Larger-than-life figures who steered NASCAR from the post-World War II era into the 21st century comprise the list of 25 nominees for the NASCAR Hall of Fame Class of 2014.
On Wednesday, NASCAR announced those 25 nominees for the Hall of Fame’s fifth induction class. Included are five newcomers whose achievements are cornerstones of the sport’s origins and who continue to fuel its growth in contemporary times.
Of this year's nominees, 20 return from last year’s list. Five are first-timers with varying backgrounds in the sport: second-generation NASCAR premier (now Sprint Cup) series champion Dale Jarrett; Maurice Petty, for more than three decades the chief engine builder for Petty Enterprises; five-time NASCAR Weekly Racing Series national champion Larry Phillips; track builder and owner Bruton Smith; and 1960 NASCAR premier series champion Rex White.
From the list of 25 nominees, five inductees will be elected by the NASCAR Hall of Fame Voting Panel which includes a nationwide fan vote at NASCAR.COM that is open now and closes May 21. Voting Day for the 2014 class will be May 22. Fans can attend the announcement at the NASCAR Hall of Fame in Charlotte, N.C.

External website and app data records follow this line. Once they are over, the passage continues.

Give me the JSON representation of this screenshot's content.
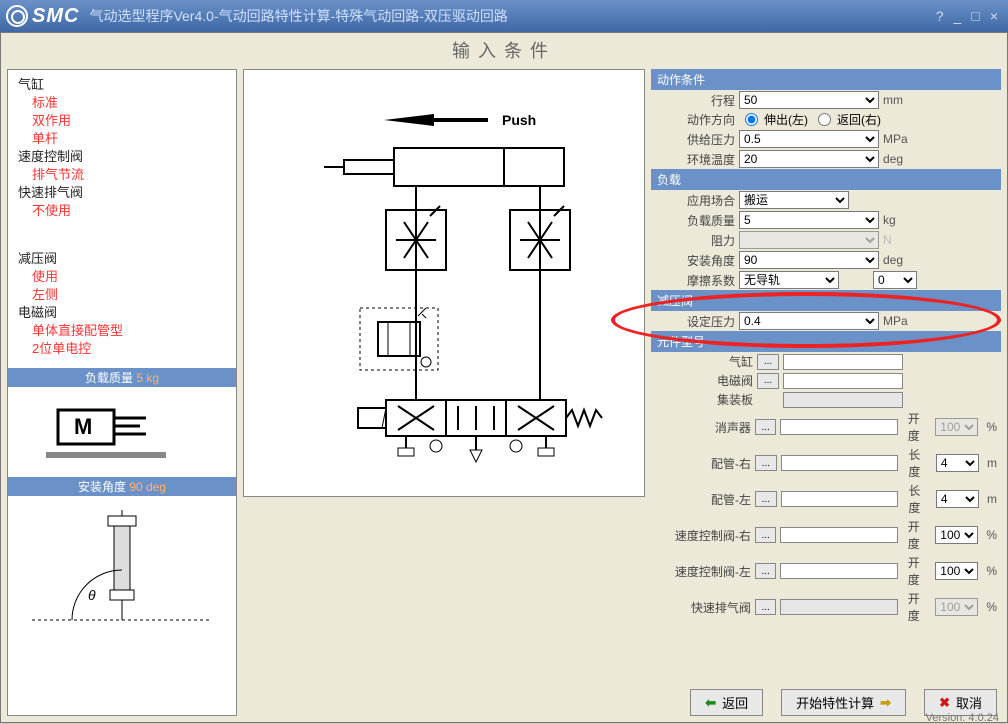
{
  "titlebar": {
    "app": "SMC",
    "title": "气动选型程序Ver4.0-气动回路特性计算-特殊气动回路-双压驱动回路",
    "help": "?",
    "minimize": "_",
    "maximize": "□",
    "close": "×"
  },
  "page_title": "输入条件",
  "tree": {
    "cylinder": "气缸",
    "cylinder_items": [
      "标准",
      "双作用",
      "单杆"
    ],
    "speed_valve": "速度控制阀",
    "speed_valve_items": [
      "排气节流"
    ],
    "quick_exhaust": "快速排气阀",
    "quick_exhaust_items": [
      "不使用"
    ],
    "reducer": "减压阀",
    "reducer_items": [
      "使用",
      "左侧"
    ],
    "solenoid": "电磁阀",
    "solenoid_items": [
      "单体直接配管型",
      "2位单电控"
    ]
  },
  "bars": {
    "load_mass_label": "负载质量",
    "load_mass_value": "5 kg",
    "angle_label": "安装角度",
    "angle_value": "90 deg"
  },
  "diagram": {
    "push": "Push",
    "motor": "M"
  },
  "sections": {
    "action": "动作条件",
    "load": "负载",
    "reducer": "减压阀",
    "model": "元件型号"
  },
  "action": {
    "stroke_label": "行程",
    "stroke_value": "50",
    "stroke_unit": "mm",
    "direction_label": "动作方向",
    "dir_out": "伸出(左)",
    "dir_in": "返回(右)",
    "supply_label": "供给压力",
    "supply_value": "0.5",
    "supply_unit": "MPa",
    "temp_label": "环境温度",
    "temp_value": "20",
    "temp_unit": "deg"
  },
  "load": {
    "application_label": "应用场合",
    "application_value": "搬运",
    "mass_label": "负载质量",
    "mass_value": "5",
    "mass_unit": "kg",
    "resist_label": "阻力",
    "resist_value": "",
    "resist_unit": "N",
    "angle_label": "安装角度",
    "angle_value": "90",
    "angle_unit": "deg",
    "friction_label": "摩擦系数",
    "friction_value": "无导轨",
    "friction_num": "0"
  },
  "reducer": {
    "set_label": "设定压力",
    "set_value": "0.4",
    "set_unit": "MPa"
  },
  "model": {
    "rows": [
      {
        "label": "气缸",
        "has_btn": true,
        "value": "",
        "extra": null
      },
      {
        "label": "电磁阀",
        "has_btn": true,
        "value": "",
        "extra": null
      },
      {
        "label": "集装板",
        "has_btn": false,
        "value": "",
        "gray": true,
        "extra": null
      },
      {
        "label": "消声器",
        "has_btn": true,
        "value": "",
        "extra": {
          "label": "开度",
          "value": "100",
          "unit": "%",
          "gray": true
        }
      },
      {
        "label": "配管-右",
        "has_btn": true,
        "value": "",
        "extra": {
          "label": "长度",
          "value": "4",
          "unit": "m"
        }
      },
      {
        "label": "配管-左",
        "has_btn": true,
        "value": "",
        "extra": {
          "label": "长度",
          "value": "4",
          "unit": "m"
        }
      },
      {
        "label": "速度控制阀-右",
        "has_btn": true,
        "value": "",
        "extra": {
          "label": "开度",
          "value": "100",
          "unit": "%"
        }
      },
      {
        "label": "速度控制阀-左",
        "has_btn": true,
        "value": "",
        "extra": {
          "label": "开度",
          "value": "100",
          "unit": "%"
        }
      },
      {
        "label": "快速排气阀",
        "has_btn": true,
        "value": "",
        "gray": true,
        "extra": {
          "label": "开度",
          "value": "100",
          "unit": "%",
          "gray": true
        }
      }
    ],
    "btn_label": "..."
  },
  "buttons": {
    "back": "返回",
    "calculate": "开始特性计算",
    "cancel": "取消"
  },
  "version": "Version: 4.0.24"
}
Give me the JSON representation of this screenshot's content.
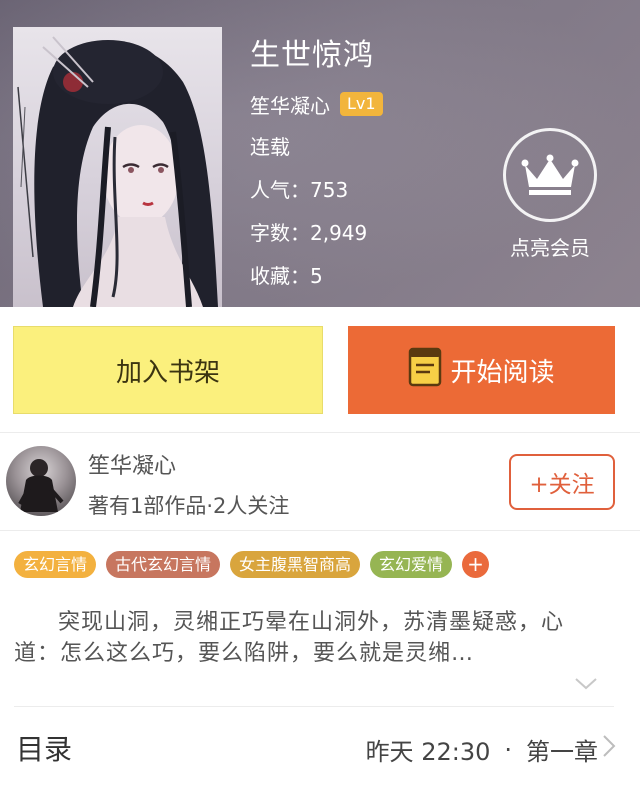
{
  "book": {
    "title": "生世惊鸿",
    "author": "笙华凝心",
    "level": "Lv1",
    "status": "连载",
    "popularity_label": "人气：",
    "popularity": "753",
    "words_label": "字数：",
    "words": "2,949",
    "favorites_label": "收藏：",
    "favorites": "5"
  },
  "vip": {
    "label": "点亮会员",
    "icon": "crown-icon"
  },
  "actions": {
    "add_shelf": "加入书架",
    "start_reading": "开始阅读",
    "reading_icon": "book-icon"
  },
  "author_card": {
    "name": "笙华凝心",
    "meta": "著有1部作品·2人关注",
    "follow": "+关注"
  },
  "tags": [
    {
      "label": "玄幻言情",
      "color": "#f3b13f"
    },
    {
      "label": "古代玄幻言情",
      "color": "#c7765f"
    },
    {
      "label": "女主腹黑智商高",
      "color": "#d9a53d"
    },
    {
      "label": "玄幻爱情",
      "color": "#96b553"
    }
  ],
  "tags_more": "+",
  "description": "突现山洞，灵缃正巧晕在山洞外，苏清墨疑惑，心道：怎么这么巧，要么陷阱，要么就是灵缃…",
  "toc": {
    "title": "目录",
    "updated": "昨天 22:30",
    "separator": "·",
    "latest_chapter": "第一章"
  },
  "colors": {
    "accent": "#ec6a36",
    "shelf_button": "#fbf07d",
    "level_badge": "#f2b53c"
  }
}
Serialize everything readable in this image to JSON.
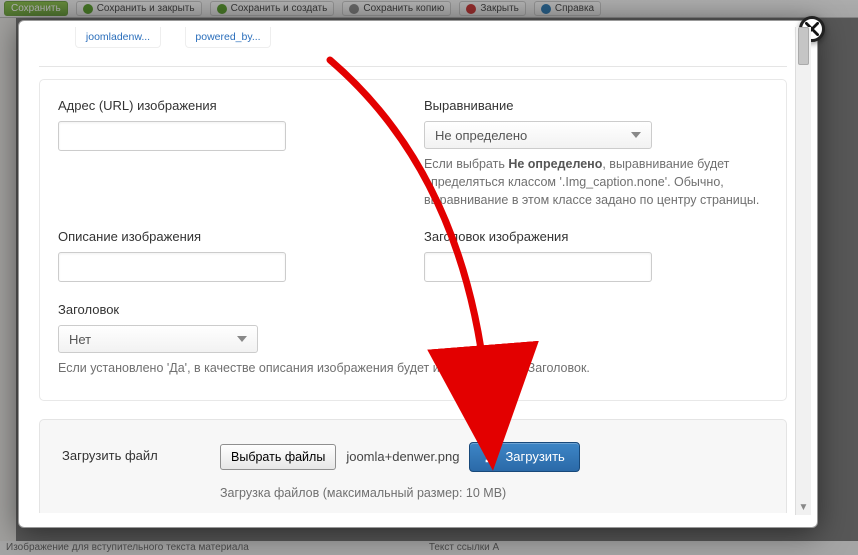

This round of nominees was selected by a 21-person committee consisting of representatives from NASCAR, the Hall of Fame, and track owners from both major facilities and historic short tracks. The committee’s votes were tabulated by the accounting firm Ernst & Young.
The NASCAR Hall of Fame’s 2014 inductees will be determined by a 54-member Voting Panel which includes the entire Nominating Committee, media members, manufacturer representatives, retired competitors (drivers, owners and crew chiefs) and recognized industry leaders. In addition, the fan vote will factor into the Voting Panel’s final ballot.
Following are the 25 nominees for the Class of 2014:
Red Byron, first NASCAR premier (now Sprint Cup) series champion in 1949
Richard Childress, 11-time car owner champion in NASCAR’s three national series
Jerry Cook, six-time NASCAR Modified champion
H. Clay Earles, founder of Martinsville Speedway
Tim Flock, two-time NASCAR premier series champion
Ray Fox, legendary engine builder and owner of cars driven by Buck Baker, Junior Johnson and others
Anne Bledsoe France, helped build the sport with husband Bill France Sr. Affectionately known as "Annie B.," she is the first woman to be nominated for induction into the NASCAR Hall of Fame.
Rick Hendrick, 13-time car owner champion in NASCAR’s three national series
Jack Ingram, two-time NASCAR Busch (now Nationwide) Series champion and three-time Late Model Sportsman champion
Bobby Isaac, 1970 premier series champion
Dale Jarrett, 1999 Sprint Cup Series champion and three-time Daytona 500 winner
Fred Lorenzen, 26 wins and winner of the Daytona 500 and World 600
Raymond Parks, NASCAR’s first champion car owner
Benny Parsons, 1973 Cup Series champion
Maurice Petty, chief engine builder for Petty Enterprises
Larry Phillips, only five-time NASCAR Whelen All-American Series national champion
Les Richter, former NASCAR executive and former president of Riverside International Raceway
Fireball Roberts, 33 premier series wins including the 1962 Daytona 500
T. Wayne Robertson, helped raise NASCAR popularity as R.J. Reynolds Tobacco Company senior VP
Wendell Scott, NASCAR trailblazer was the first African-American premier series race winner and first to be nominated for induction into the NASCAR Hall of Fame
Ralph Seagraves, formed groundbreaking Winston-NASCAR partnership as executive with R.J. Reynolds Tobacco Company
O. Bruton Smith, builder of Charlotte Motor Speedway and architect of Speedway Motorsports, Inc.
Curtis Turner, early personality called the "Babe Ruth of stock car racing"
Joe Weatherly, two-time premier series champion
Rex White, 1960 premier series champion